Paul Chamberlain, BSc(Hons), director of research programs for CooperVision, presented results of a 4-year study, suggesting a pioneering contact lens management approach to slowing the effects of myopia.
Maria Liu, OD, PhD, MPH, MBA, FAAO, founder and chief of the Myopia Control Clinic at the University of California, Berkeley, attributed promising outcomes in China to a collaborative myopia management system with ophthalmologists and optometrists.
“A number of additional factors have emerged as critical to managing myopic children in China,” Liu said in a press release from CooperVision. “These include early consultation to parents of high-risk children, engaging in comprehensive discussions about individualized treatment and fee structures, and the need for manufacturers to help continue advancing myopia management practices through education.”
The discussion continued with Jan Roelof Polling, myopia researcher at Erasmus Medical Centre, focusing on encouraging experiences in The Netherlands.
Robin Chalmers, OD, FAAO, discussed the safe use of contact lenses by children.
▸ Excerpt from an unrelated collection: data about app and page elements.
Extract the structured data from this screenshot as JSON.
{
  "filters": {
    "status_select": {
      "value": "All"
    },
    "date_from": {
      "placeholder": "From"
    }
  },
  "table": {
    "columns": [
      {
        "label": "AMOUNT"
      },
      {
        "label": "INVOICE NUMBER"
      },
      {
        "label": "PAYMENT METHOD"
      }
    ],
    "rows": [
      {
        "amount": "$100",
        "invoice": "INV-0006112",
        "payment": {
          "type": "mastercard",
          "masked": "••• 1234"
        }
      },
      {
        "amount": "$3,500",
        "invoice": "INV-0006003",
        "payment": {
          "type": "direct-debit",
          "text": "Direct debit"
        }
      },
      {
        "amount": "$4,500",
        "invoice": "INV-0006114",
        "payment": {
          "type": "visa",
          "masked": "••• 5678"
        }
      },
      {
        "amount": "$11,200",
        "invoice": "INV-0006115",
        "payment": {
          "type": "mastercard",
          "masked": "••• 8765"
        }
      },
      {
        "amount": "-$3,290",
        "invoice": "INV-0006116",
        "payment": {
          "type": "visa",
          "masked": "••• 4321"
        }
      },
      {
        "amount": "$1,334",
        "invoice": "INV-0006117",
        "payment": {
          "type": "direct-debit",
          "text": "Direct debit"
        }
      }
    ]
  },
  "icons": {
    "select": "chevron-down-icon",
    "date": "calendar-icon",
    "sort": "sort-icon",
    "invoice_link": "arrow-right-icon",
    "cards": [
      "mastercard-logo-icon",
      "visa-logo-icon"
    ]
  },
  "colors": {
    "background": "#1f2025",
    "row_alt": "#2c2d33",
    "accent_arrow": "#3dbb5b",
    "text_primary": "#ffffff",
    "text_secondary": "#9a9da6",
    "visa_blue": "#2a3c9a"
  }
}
“Considering the worldwide growth of childhood myopia and its far-reaching impacts, discovering techniques to help eye care providers embrace their roles as front-line heroes in confronting this scourge is essential,” Stuart Cockerill, CooperVision’s senior director, myopia management, said in the release. “It’s an ongoing journey to help them understand when to begin and end treatment, how to cooperate with peers for coordinated care and ways to draw attention to the issue as a public health crisis in their communities. What we learned in San Antonio lets us take another step forward.”